• What needs to be done:
Begin at the line that holds "Convert this screenshot" and retype every line through the end of the material, both included. Leave out the pictures.

• Working data:
┌──

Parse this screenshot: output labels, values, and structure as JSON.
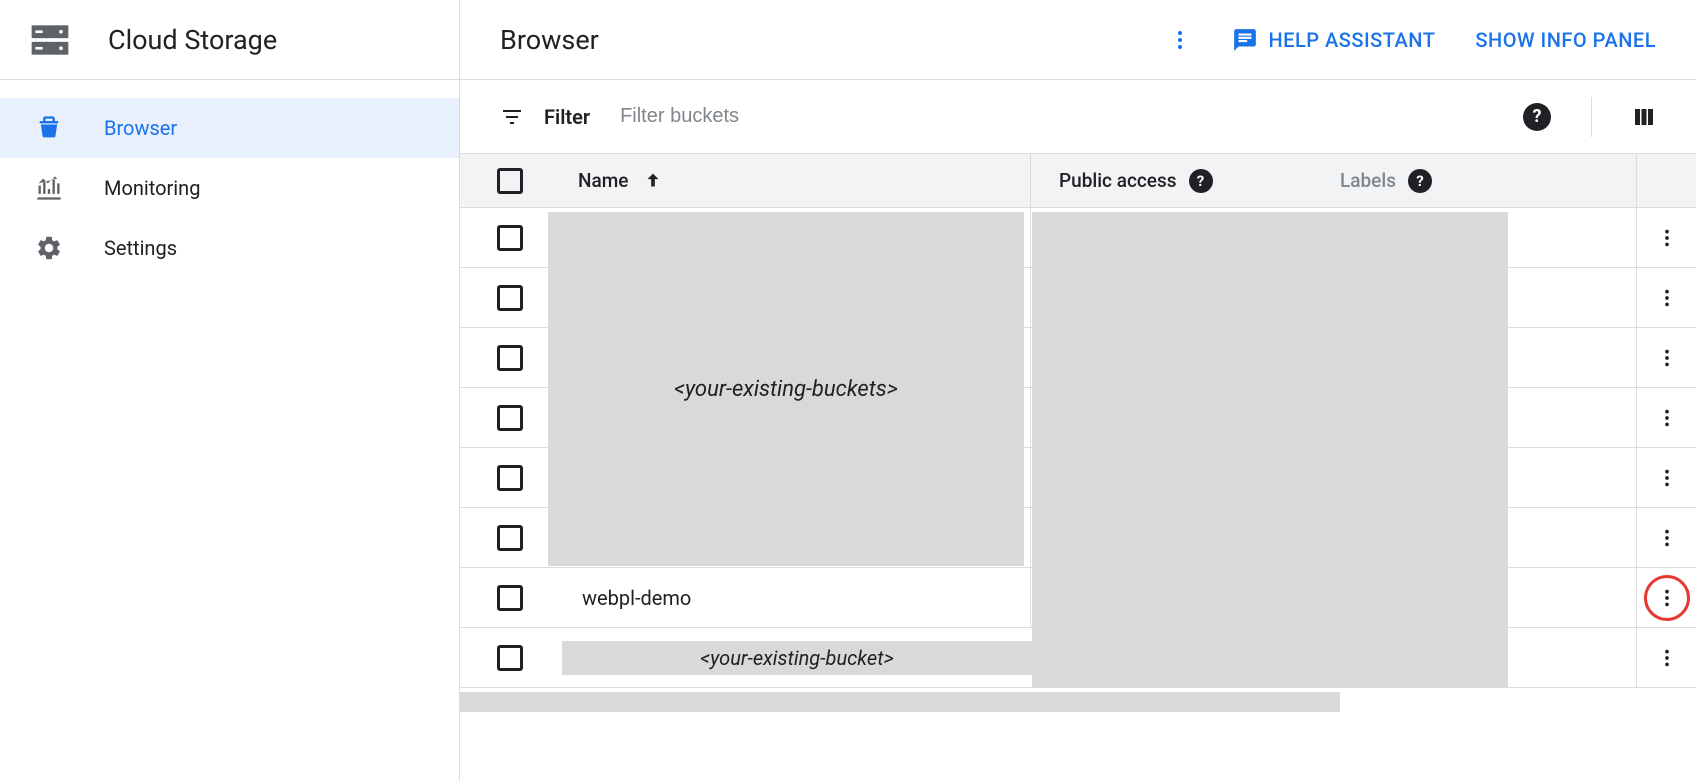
{
  "sidebar": {
    "product_title": "Cloud Storage",
    "items": [
      {
        "label": "Browser"
      },
      {
        "label": "Monitoring"
      },
      {
        "label": "Settings"
      }
    ]
  },
  "header": {
    "page_title": "Browser",
    "help_assistant": "HELP ASSISTANT",
    "show_info": "SHOW INFO PANEL"
  },
  "filter": {
    "label": "Filter",
    "placeholder": "Filter buckets"
  },
  "table": {
    "columns": {
      "name": "Name",
      "public_access": "Public access",
      "labels": "Labels"
    },
    "placeholder_many": "<your-existing-buckets>",
    "placeholder_one": "<your-existing-bucket>",
    "rows": [
      {
        "name": ""
      },
      {
        "name": ""
      },
      {
        "name": ""
      },
      {
        "name": ""
      },
      {
        "name": ""
      },
      {
        "name": ""
      },
      {
        "name": "webpl-demo",
        "highlighted": true
      },
      {
        "name": ""
      }
    ]
  }
}
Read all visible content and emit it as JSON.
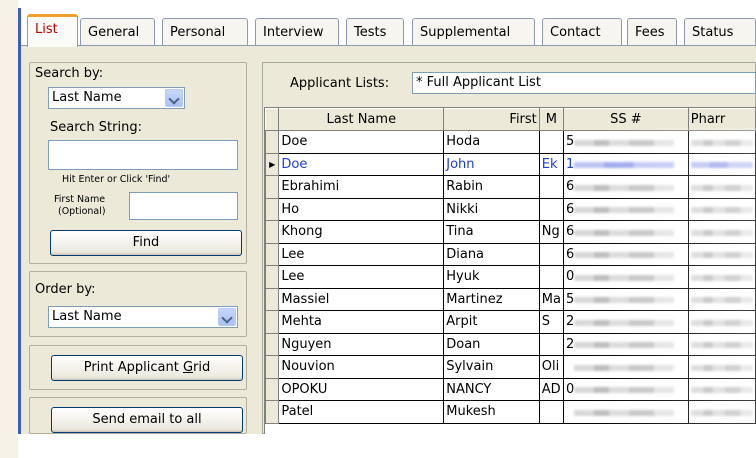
{
  "tabs": [
    {
      "label": "List",
      "active": true
    },
    {
      "label": "General"
    },
    {
      "label": "Personal"
    },
    {
      "label": "Interview"
    },
    {
      "label": "Tests"
    },
    {
      "label": "Supplemental"
    },
    {
      "label": "Contact"
    },
    {
      "label": "Fees"
    },
    {
      "label": "Status"
    }
  ],
  "search": {
    "search_by_label": "Search by:",
    "search_by_value": "Last Name",
    "search_string_label": "Search String:",
    "hint": "Hit Enter or Click 'Find'",
    "first_name_label_1": "First Name",
    "first_name_label_2": "(Optional)",
    "find_button": "Find"
  },
  "order": {
    "label": "Order by:",
    "value": "Last Name"
  },
  "actions": {
    "print_prefix": "Print Applicant ",
    "print_underlined": "G",
    "print_suffix": "rid",
    "email_button": "Send email to all"
  },
  "applicant_lists": {
    "label": "Applicant Lists:",
    "value": "* Full Applicant List"
  },
  "grid": {
    "columns": [
      "Last Name",
      "First",
      "M",
      "SS #",
      "Pharr"
    ],
    "current_row_marker": "▶",
    "rows": [
      {
        "last": "Doe",
        "first": "Hoda",
        "m": "",
        "ss": "5"
      },
      {
        "last": "Doe",
        "first": "John",
        "m": "Ek",
        "ss": "1",
        "current": true
      },
      {
        "last": "Ebrahimi",
        "first": "Rabin",
        "m": "",
        "ss": "6"
      },
      {
        "last": "Ho",
        "first": "Nikki",
        "m": "",
        "ss": "6"
      },
      {
        "last": "Khong",
        "first": "Tina",
        "m": "Ng",
        "ss": "6"
      },
      {
        "last": "Lee",
        "first": "Diana",
        "m": "",
        "ss": "6"
      },
      {
        "last": "Lee",
        "first": "Hyuk",
        "m": "",
        "ss": "0"
      },
      {
        "last": "Massiel",
        "first": "Martinez",
        "m": "Ma",
        "ss": "5"
      },
      {
        "last": "Mehta",
        "first": "Arpit",
        "m": "S",
        "ss": "2"
      },
      {
        "last": "Nguyen",
        "first": "Doan",
        "m": "",
        "ss": "2"
      },
      {
        "last": "Nouvion",
        "first": "Sylvain",
        "m": "Oli",
        "ss": ""
      },
      {
        "last": "OPOKU",
        "first": "NANCY",
        "m": "AD",
        "ss": "0"
      },
      {
        "last": "Patel",
        "first": "Mukesh",
        "m": "",
        "ss": ""
      }
    ]
  },
  "colors": {
    "accent_border": "#3c5fbf",
    "active_tab_text": "#c00000",
    "active_tab_top": "#f0a030",
    "current_row_text": "#1f3ed6",
    "panel_bg": "#ece9d8"
  }
}
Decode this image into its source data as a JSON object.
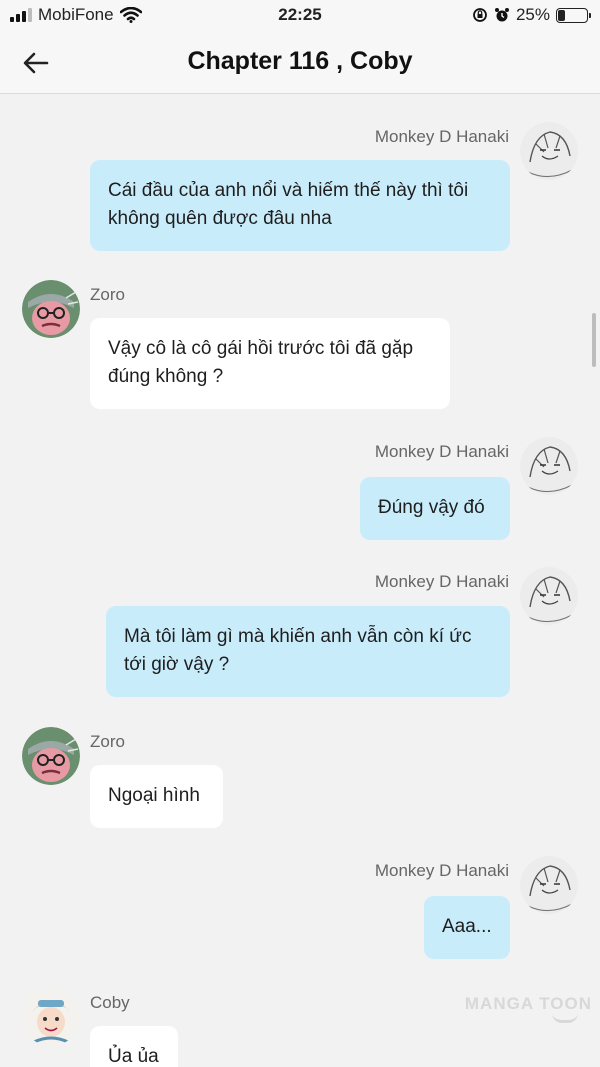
{
  "status_bar": {
    "carrier": "MobiFone",
    "time": "22:25",
    "battery": "25%",
    "battery_level": 0.25
  },
  "header": {
    "title": "Chapter 116 , Coby",
    "back_icon": "arrow-left-icon"
  },
  "messages": [
    {
      "sender": "Monkey D Hanaki",
      "side": "right",
      "text": "Cái đầu của anh nổi và hiếm thế này thì tôi không quên được đâu nha"
    },
    {
      "sender": "Zoro",
      "side": "left",
      "text": "Vậy cô là cô gái hồi trước tôi đã gặp đúng không ?"
    },
    {
      "sender": "Monkey D Hanaki",
      "side": "right",
      "text": "Đúng vậy đó"
    },
    {
      "sender": "Monkey D Hanaki",
      "side": "right",
      "text": "Mà tôi làm gì mà khiến anh vẫn còn kí ức tới giờ vậy ?"
    },
    {
      "sender": "Zoro",
      "side": "left",
      "text": "Ngoại hình"
    },
    {
      "sender": "Monkey D Hanaki",
      "side": "right",
      "text": "Aaa..."
    },
    {
      "sender": "Coby",
      "side": "left",
      "text": "Ủa ủa"
    }
  ],
  "watermark": "MANGA TOON"
}
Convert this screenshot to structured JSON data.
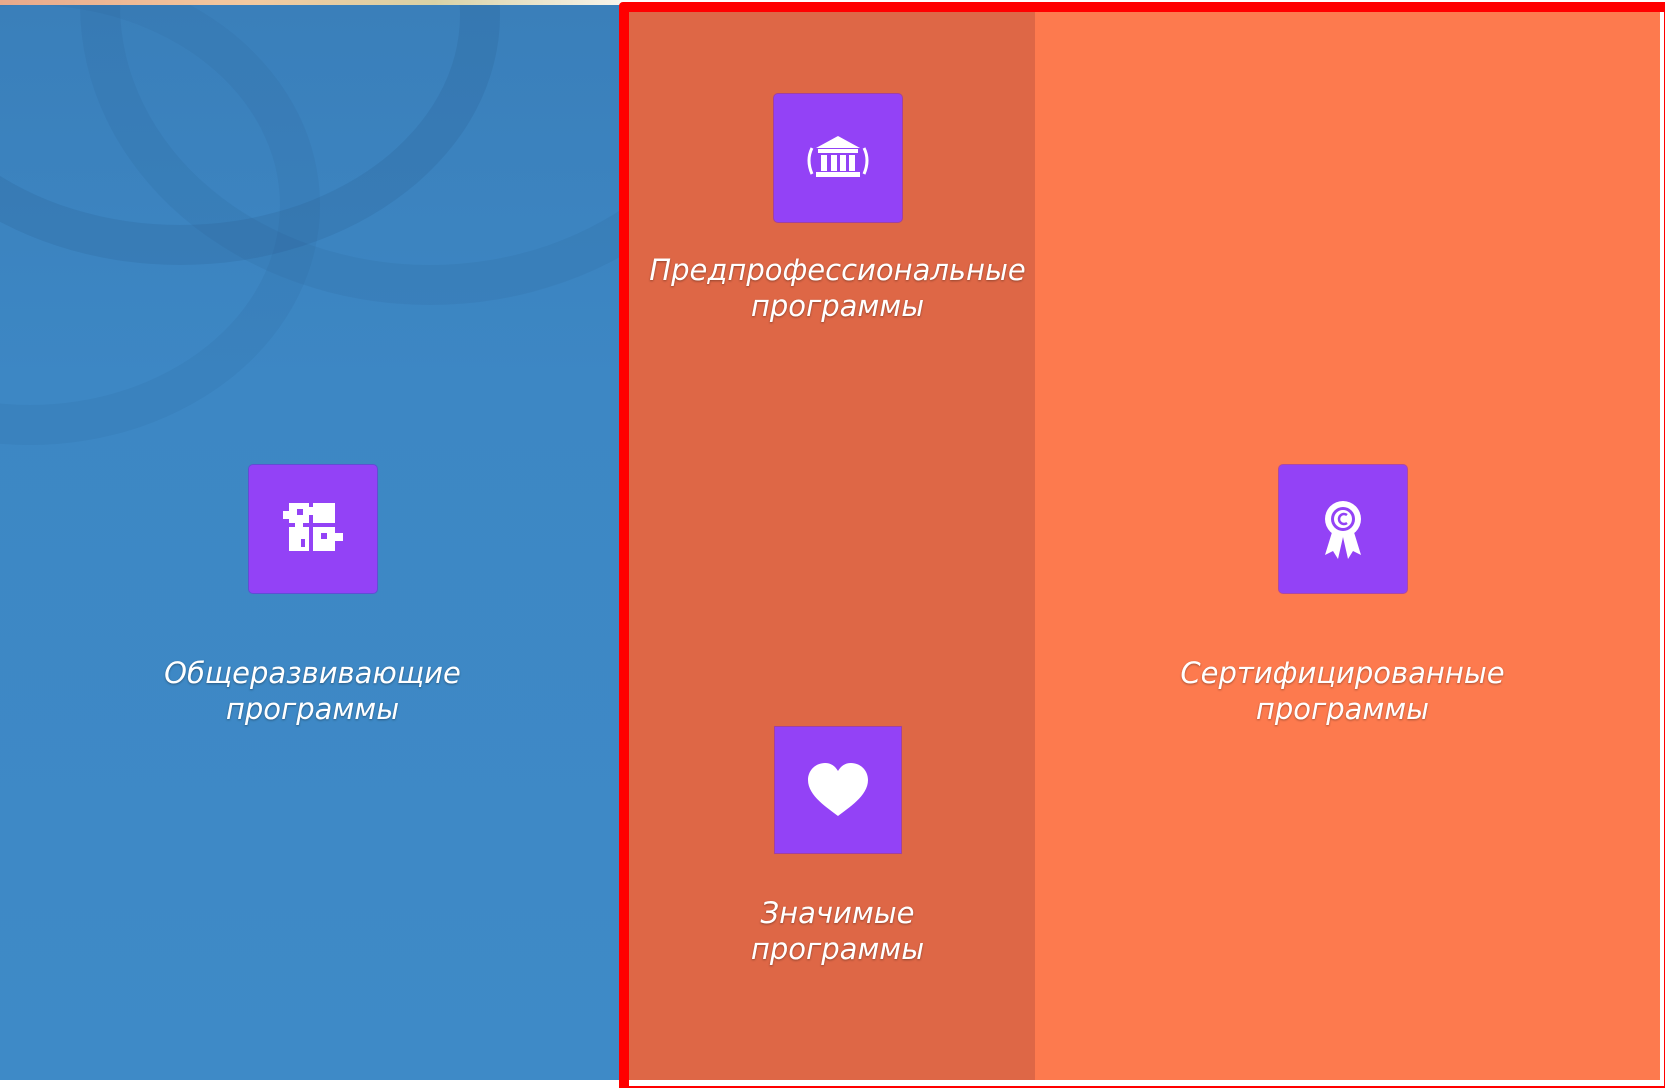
{
  "cards": {
    "general": {
      "icon": "puzzle-icon",
      "line1": "Общеразвивающие",
      "line2": "программы"
    },
    "preprofessional": {
      "icon": "institution-icon",
      "line1": "Предпрофессиональные",
      "line2": "программы"
    },
    "significant": {
      "icon": "heart-icon",
      "line1": "Значимые",
      "line2": "программы"
    },
    "certified": {
      "icon": "certificate-ribbon-icon",
      "line1": "Сертифицированные",
      "line2": "программы"
    }
  },
  "colors": {
    "left_panel": "#3e8ac7",
    "middle_panel": "#de6746",
    "right_panel": "#fd7a4e",
    "icon_tile": "#9342f6",
    "highlight_frame": "#ff0000"
  }
}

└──

• Result of the exercise:
Convert this screenshot to structured JSON data.
{
  "cards": {
    "general": {
      "icon": "puzzle-icon",
      "line1": "Общеразвивающие",
      "line2": "программы"
    },
    "preprofessional": {
      "icon": "institution-icon",
      "line1": "Предпрофессиональные",
      "line2": "программы"
    },
    "significant": {
      "icon": "heart-icon",
      "line1": "Значимые",
      "line2": "программы"
    },
    "certified": {
      "icon": "certificate-ribbon-icon",
      "line1": "Сертифицированные",
      "line2": "программы"
    }
  },
  "colors": {
    "left_panel": "#3e8ac7",
    "middle_panel": "#de6746",
    "right_panel": "#fd7a4e",
    "icon_tile": "#9342f6",
    "highlight_frame": "#ff0000"
  }
}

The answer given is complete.